* WHAT YOU HAVE TO DO:
Throughout the entries below, report every line where "Maria" is found.

Items from an interface collection:
╭──

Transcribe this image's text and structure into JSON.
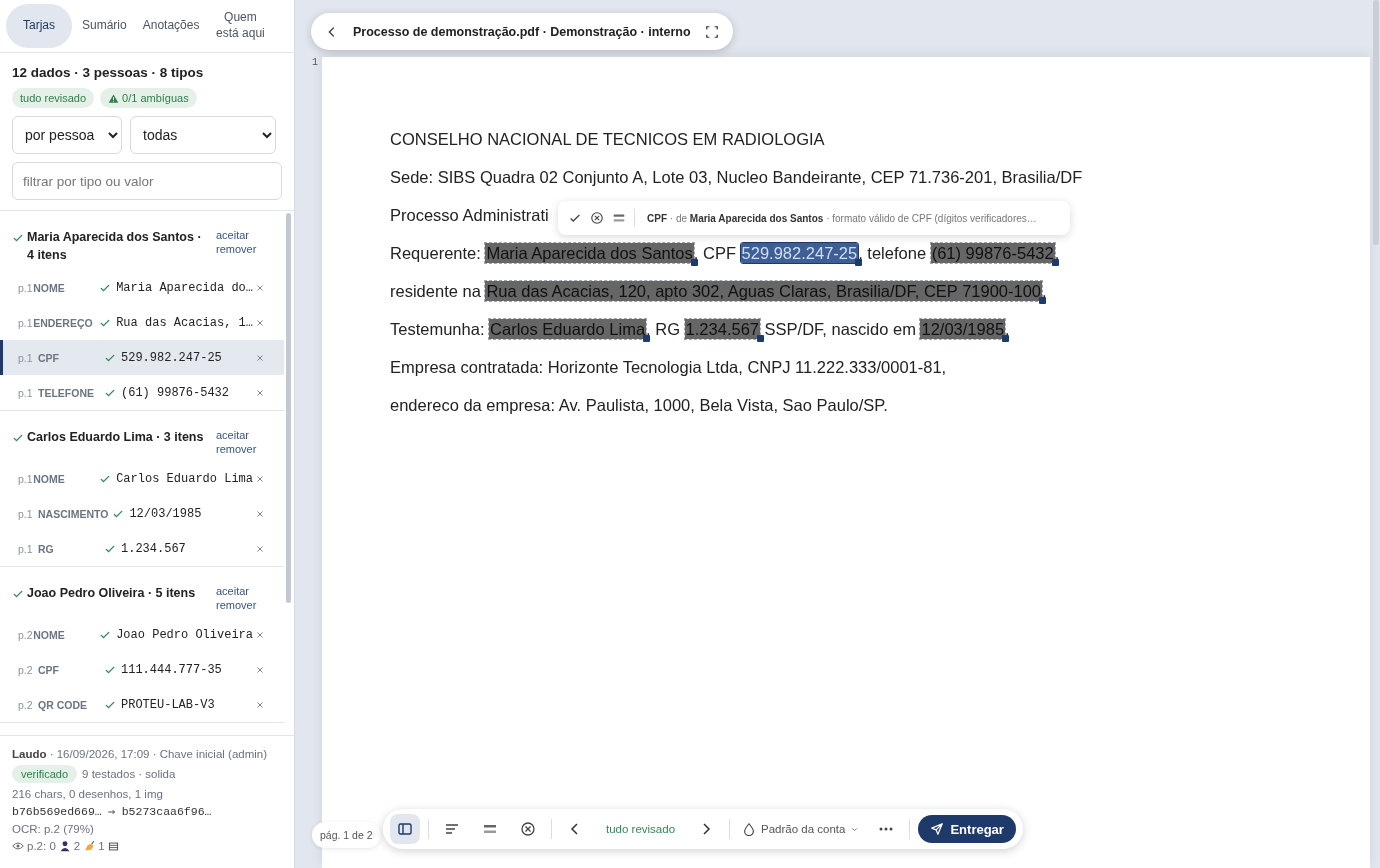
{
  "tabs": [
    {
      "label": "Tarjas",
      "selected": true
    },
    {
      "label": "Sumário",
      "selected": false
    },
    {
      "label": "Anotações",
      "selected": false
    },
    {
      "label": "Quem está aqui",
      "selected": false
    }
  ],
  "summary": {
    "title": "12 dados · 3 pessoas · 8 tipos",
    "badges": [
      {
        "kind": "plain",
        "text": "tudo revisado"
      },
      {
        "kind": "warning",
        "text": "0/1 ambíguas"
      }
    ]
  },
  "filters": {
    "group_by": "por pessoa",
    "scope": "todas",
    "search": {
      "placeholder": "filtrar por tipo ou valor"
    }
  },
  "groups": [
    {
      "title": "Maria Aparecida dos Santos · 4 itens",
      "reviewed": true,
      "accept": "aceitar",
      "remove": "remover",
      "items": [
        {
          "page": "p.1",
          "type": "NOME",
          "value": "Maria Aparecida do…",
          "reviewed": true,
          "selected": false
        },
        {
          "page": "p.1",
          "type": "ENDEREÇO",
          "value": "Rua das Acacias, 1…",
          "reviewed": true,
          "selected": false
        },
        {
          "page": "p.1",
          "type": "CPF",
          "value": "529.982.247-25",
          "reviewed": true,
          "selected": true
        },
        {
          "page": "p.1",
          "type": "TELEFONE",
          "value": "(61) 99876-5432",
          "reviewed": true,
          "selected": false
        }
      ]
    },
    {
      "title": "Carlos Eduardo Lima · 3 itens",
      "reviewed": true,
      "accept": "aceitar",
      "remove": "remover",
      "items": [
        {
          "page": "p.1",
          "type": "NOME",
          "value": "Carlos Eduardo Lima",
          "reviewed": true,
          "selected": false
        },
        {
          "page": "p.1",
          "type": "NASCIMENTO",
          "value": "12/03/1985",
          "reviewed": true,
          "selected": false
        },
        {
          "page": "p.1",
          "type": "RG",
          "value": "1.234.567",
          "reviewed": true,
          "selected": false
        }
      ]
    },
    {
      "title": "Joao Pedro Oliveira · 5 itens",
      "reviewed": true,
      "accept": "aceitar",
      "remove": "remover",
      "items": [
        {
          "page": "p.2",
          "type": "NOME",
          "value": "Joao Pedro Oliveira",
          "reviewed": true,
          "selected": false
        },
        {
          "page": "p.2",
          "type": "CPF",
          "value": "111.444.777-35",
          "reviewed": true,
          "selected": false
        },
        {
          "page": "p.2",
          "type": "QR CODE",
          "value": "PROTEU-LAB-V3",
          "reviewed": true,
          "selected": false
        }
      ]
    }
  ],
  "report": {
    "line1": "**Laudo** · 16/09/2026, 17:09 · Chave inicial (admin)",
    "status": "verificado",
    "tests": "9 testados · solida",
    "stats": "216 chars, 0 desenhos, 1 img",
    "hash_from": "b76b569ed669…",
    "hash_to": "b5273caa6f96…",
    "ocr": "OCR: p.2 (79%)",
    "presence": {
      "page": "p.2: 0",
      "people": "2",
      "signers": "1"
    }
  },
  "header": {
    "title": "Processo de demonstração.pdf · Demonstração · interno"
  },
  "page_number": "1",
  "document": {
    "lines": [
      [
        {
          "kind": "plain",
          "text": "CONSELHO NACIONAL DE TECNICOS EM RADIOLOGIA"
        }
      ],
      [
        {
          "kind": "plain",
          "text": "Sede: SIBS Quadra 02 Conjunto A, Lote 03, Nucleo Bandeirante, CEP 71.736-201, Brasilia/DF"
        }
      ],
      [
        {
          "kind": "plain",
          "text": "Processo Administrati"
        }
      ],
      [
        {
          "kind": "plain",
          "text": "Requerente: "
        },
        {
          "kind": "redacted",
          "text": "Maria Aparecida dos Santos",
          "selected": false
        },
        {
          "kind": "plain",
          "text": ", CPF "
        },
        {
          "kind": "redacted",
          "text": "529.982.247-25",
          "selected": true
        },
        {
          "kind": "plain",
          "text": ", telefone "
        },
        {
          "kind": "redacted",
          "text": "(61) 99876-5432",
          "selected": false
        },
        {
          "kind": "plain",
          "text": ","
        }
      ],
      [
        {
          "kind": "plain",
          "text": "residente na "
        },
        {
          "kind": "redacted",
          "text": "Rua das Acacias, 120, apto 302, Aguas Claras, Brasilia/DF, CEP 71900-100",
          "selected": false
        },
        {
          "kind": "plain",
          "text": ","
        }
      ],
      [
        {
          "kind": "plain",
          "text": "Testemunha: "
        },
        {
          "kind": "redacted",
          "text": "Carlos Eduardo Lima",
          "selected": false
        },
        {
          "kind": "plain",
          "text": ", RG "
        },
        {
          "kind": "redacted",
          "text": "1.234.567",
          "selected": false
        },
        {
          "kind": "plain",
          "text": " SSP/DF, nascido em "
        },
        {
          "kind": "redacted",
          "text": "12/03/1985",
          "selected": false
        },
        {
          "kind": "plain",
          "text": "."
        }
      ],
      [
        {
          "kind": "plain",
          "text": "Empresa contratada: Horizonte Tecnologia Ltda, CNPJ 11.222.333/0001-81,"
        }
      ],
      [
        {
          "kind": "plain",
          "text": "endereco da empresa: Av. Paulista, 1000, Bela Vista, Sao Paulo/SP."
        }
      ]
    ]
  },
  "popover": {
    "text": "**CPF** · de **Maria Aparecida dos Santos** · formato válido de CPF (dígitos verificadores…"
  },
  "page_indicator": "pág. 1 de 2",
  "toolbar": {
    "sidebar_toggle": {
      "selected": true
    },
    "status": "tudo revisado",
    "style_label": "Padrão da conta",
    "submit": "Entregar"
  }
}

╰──
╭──

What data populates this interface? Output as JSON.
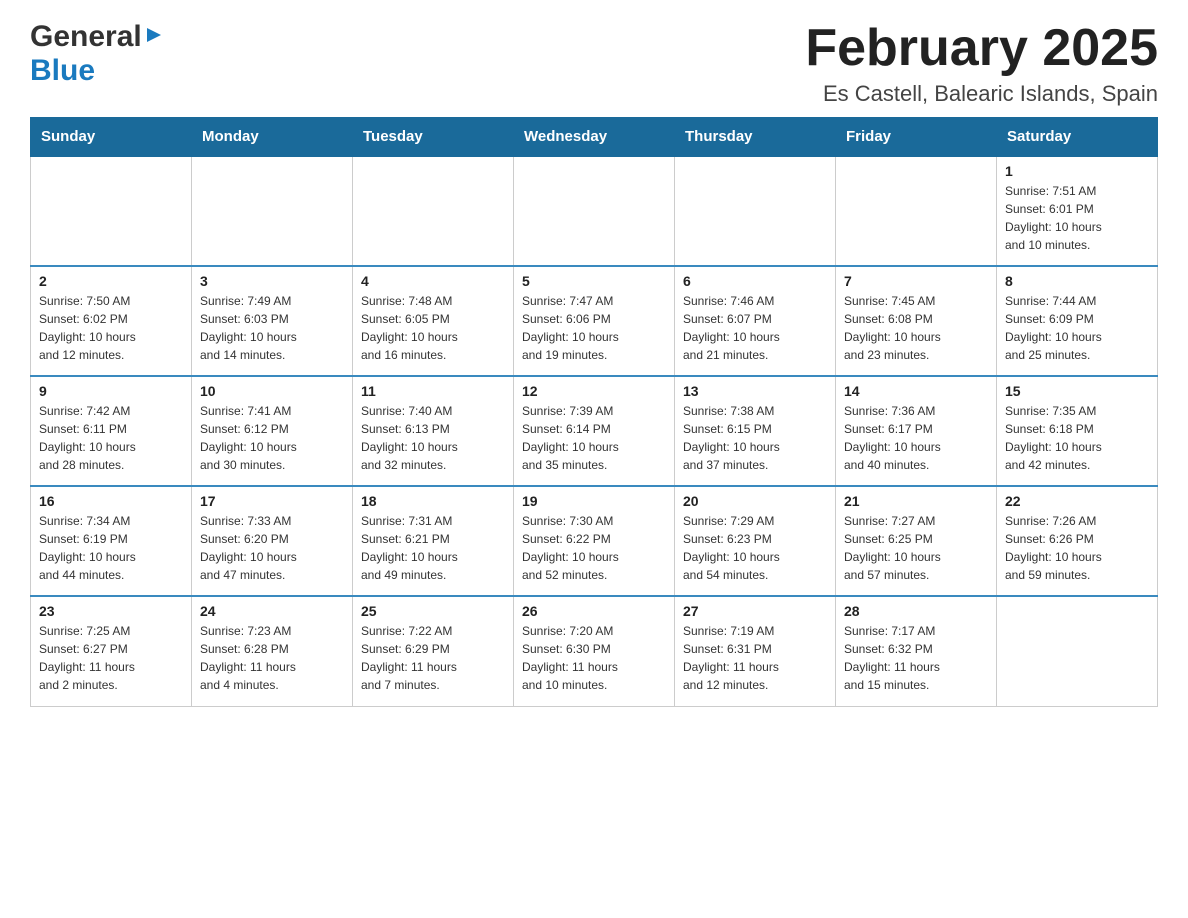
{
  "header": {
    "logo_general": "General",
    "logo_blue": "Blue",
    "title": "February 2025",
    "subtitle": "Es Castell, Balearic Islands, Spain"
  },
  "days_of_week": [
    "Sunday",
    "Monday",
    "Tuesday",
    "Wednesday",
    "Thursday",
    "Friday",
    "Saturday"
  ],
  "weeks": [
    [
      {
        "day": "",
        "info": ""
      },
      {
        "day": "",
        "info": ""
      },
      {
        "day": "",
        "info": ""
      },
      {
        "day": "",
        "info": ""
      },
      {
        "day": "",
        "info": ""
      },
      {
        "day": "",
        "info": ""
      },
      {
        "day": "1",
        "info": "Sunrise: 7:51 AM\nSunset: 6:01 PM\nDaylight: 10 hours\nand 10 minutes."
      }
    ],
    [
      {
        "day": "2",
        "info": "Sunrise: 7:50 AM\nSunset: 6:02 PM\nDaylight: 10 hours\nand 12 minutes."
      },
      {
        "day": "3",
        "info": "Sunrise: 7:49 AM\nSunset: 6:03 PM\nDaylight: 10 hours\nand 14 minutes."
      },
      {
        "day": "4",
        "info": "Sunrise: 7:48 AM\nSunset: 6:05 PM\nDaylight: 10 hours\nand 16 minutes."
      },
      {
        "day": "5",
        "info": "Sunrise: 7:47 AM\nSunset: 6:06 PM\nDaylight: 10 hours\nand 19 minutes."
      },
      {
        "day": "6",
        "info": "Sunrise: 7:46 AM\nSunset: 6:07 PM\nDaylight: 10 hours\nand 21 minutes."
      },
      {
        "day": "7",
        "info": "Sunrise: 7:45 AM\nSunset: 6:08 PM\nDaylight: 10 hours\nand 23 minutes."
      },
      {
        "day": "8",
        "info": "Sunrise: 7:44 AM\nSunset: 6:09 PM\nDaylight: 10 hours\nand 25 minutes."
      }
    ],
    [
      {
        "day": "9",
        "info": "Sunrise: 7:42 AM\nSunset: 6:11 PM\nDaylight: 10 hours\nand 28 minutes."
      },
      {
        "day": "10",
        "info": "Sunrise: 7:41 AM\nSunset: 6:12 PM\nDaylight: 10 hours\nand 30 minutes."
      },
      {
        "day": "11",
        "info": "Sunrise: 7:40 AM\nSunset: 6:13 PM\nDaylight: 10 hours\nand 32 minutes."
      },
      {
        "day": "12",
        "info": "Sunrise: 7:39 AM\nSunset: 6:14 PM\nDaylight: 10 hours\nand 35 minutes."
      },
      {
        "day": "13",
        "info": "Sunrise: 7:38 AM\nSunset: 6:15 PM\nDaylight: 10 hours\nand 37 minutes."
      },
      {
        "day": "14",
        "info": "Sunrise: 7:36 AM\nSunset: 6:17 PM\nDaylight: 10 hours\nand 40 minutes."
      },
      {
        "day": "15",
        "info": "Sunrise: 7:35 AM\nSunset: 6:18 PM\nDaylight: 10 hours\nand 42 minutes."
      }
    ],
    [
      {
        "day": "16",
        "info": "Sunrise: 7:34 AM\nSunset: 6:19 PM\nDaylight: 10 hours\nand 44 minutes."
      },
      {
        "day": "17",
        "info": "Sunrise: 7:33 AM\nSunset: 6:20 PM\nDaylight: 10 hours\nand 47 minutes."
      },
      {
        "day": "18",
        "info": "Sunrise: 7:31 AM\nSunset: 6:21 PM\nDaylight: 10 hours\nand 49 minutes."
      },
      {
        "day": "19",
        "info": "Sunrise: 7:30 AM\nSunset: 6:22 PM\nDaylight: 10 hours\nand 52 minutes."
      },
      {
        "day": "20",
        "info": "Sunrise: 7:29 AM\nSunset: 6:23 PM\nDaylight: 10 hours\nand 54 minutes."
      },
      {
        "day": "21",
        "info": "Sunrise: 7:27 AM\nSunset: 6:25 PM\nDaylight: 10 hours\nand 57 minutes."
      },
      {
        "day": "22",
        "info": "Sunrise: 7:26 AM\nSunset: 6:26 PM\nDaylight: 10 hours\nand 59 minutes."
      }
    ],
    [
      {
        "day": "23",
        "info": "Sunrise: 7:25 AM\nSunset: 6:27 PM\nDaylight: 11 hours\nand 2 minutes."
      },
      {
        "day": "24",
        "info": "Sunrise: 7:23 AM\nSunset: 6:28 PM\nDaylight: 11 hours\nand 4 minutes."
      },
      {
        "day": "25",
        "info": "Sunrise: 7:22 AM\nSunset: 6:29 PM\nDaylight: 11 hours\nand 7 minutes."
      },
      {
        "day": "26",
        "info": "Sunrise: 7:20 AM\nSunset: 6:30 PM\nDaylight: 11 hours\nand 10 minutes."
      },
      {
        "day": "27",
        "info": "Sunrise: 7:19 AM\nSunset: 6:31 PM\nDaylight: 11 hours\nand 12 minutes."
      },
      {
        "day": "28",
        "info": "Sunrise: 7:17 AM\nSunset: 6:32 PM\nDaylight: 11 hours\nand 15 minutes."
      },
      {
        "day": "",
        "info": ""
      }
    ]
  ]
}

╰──
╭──

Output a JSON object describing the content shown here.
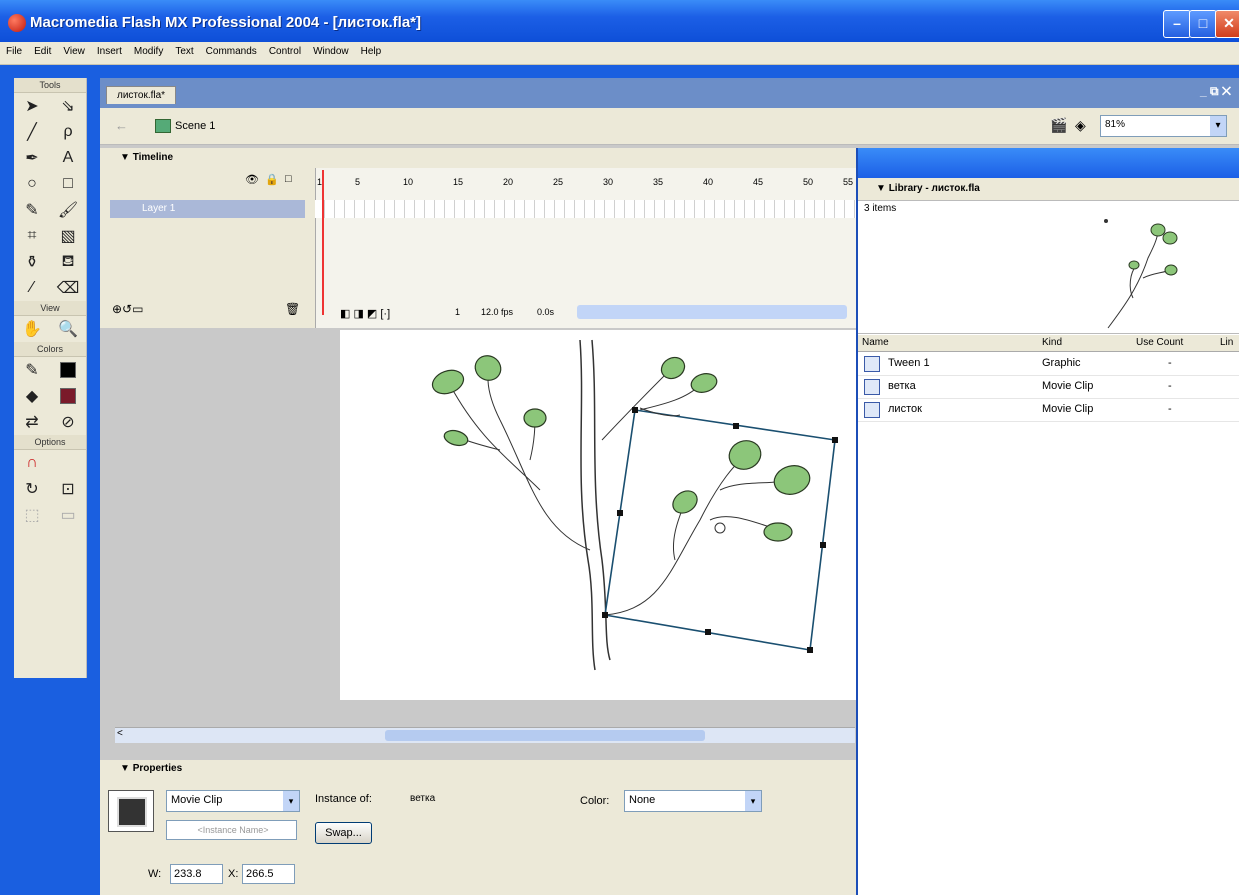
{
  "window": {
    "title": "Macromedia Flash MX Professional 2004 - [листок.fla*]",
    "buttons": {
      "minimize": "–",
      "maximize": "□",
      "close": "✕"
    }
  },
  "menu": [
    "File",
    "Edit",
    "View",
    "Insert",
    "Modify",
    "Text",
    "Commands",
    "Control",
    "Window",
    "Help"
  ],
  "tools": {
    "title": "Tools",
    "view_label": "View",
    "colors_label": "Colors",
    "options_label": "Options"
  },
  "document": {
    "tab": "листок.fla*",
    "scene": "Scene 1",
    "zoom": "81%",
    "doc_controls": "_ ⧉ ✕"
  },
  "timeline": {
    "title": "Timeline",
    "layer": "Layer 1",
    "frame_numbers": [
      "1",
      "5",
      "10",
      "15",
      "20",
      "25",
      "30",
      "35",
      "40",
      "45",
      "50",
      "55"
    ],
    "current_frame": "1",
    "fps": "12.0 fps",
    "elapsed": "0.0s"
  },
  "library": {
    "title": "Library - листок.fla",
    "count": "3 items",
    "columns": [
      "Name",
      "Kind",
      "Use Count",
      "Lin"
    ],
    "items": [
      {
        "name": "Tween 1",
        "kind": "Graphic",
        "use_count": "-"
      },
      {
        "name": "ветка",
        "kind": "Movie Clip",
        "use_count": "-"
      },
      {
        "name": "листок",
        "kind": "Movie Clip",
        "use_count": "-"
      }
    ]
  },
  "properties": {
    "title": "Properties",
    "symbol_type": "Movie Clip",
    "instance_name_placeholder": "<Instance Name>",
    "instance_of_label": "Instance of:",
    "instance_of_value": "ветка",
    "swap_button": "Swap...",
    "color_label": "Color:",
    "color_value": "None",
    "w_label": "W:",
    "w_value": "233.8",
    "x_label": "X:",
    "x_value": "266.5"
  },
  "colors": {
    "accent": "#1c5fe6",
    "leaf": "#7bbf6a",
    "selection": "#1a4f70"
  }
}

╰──

* OUTPUT FOR THIS EXERCISE:
      "title": "Maria Aparecida dos Santos · 4 itens",
          "value": "Maria Aparecida do…",
          "text": "Maria Aparecida dos Santos",
    "text": "**CPF** · de **Maria Aparecida dos Santos** · formato válido de CPF (dígitos verificadores…"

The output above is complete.